“People don’t realize just how easy it is to fly and how affordable it is,” Bill tells me before he signals that it’s time to head back.

I pull a wide turn and guide us toward Van Nuys Airport for our descent. It seems we’re going to get through the whole hourlong flight without seeing another plane in our airspace — a relief. But then a computerized voice squawks from our radar panel.

“TRAFFIC,” the voice calls out, and a yellow rectangle appears on our map. I look out the window and watch as a jet passes by, like a shark passing a minnow.

There’s no time to really enjoy that moment; instead, I get into position to land, and here Bill helps me out as we descend. It’s a smooth landing, much smoother than commercial jets that propel you forward as they seem to careen down the runway.

“You’re a natural,” Bill says, smiling.

“I’m hooked,” I tell him. Suddenly, having wings doesn’t seem so out of reach.

For lessons, contact the Van Nuys Flight Center (an authorized Cessna Pilot Center), 16700 Roscoe Blvd., Van Nuys, (818) 994-7300 or www.vnfc.com.

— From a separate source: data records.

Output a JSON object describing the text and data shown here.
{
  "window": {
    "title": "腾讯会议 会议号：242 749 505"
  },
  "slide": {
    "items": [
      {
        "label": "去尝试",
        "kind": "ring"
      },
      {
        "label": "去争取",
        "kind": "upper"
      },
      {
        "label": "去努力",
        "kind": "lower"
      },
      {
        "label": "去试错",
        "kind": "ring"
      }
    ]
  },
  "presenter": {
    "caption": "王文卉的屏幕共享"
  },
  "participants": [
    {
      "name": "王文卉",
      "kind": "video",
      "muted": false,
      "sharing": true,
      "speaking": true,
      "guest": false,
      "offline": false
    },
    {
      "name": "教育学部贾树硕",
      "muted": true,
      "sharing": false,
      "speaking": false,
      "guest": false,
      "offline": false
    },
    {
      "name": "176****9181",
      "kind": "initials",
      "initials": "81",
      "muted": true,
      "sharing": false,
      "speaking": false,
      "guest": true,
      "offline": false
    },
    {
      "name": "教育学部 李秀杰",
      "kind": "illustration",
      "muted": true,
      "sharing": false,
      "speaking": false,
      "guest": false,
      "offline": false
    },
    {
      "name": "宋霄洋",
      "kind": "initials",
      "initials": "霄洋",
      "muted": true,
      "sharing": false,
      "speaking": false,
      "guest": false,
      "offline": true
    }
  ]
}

For mentoring and scholarship programs, contact the Aircraft Owners and Pilots Association (AOPA) at www.projectpilot.org.

LA Weekly